Task data Block Start

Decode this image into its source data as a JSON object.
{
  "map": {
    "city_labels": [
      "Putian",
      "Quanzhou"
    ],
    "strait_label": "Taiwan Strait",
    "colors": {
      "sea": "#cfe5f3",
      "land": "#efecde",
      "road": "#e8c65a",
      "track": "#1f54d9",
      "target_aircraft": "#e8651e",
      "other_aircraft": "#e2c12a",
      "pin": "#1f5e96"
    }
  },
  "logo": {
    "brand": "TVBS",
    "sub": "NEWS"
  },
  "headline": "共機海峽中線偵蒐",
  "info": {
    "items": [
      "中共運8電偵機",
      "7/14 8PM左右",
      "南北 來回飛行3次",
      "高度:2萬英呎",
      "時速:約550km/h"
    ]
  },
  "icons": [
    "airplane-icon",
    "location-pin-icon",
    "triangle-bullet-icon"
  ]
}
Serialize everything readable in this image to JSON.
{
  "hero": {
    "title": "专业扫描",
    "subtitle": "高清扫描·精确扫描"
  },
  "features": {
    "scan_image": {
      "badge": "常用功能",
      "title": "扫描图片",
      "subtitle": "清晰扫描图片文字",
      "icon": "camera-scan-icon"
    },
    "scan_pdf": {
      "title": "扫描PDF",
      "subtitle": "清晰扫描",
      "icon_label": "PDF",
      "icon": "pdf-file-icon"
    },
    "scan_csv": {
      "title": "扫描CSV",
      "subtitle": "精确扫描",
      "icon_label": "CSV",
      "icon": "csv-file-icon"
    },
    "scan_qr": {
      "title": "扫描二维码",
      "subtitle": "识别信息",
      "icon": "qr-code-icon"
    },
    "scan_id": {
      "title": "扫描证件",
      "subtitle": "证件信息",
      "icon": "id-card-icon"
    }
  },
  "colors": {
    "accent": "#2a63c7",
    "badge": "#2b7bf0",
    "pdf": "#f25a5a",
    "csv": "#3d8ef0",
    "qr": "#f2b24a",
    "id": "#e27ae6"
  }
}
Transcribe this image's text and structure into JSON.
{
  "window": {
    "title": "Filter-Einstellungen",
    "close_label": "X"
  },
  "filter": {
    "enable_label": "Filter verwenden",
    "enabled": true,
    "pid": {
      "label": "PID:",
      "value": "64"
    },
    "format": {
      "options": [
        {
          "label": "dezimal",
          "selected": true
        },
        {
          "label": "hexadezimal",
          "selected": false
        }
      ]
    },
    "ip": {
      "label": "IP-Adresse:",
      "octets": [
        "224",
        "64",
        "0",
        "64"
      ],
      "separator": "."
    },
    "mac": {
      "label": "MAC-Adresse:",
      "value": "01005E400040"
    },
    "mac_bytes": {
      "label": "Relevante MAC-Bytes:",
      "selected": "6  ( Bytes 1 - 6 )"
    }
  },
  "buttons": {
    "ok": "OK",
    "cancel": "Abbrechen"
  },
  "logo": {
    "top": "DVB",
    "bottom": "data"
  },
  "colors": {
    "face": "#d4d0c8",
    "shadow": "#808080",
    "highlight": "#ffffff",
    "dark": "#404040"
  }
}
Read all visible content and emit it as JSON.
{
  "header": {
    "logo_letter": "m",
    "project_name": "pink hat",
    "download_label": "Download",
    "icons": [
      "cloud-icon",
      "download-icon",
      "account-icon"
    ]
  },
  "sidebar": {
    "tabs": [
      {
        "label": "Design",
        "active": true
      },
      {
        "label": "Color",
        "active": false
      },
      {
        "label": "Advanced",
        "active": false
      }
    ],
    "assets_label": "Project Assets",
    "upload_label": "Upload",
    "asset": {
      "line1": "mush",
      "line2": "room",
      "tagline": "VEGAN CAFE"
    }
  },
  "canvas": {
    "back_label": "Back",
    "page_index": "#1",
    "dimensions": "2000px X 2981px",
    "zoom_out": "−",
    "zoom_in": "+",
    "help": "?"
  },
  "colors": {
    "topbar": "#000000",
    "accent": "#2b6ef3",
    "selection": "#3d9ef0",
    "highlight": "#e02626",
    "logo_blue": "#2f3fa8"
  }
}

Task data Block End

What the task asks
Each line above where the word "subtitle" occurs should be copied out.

Solution below
    "subtitle": "高清扫描·精确扫描"
      "subtitle": "清晰扫描图片文字",
      "subtitle": "清晰扫描",
      "subtitle": "精确扫描",
      "subtitle": "识别信息",
      "subtitle": "证件信息",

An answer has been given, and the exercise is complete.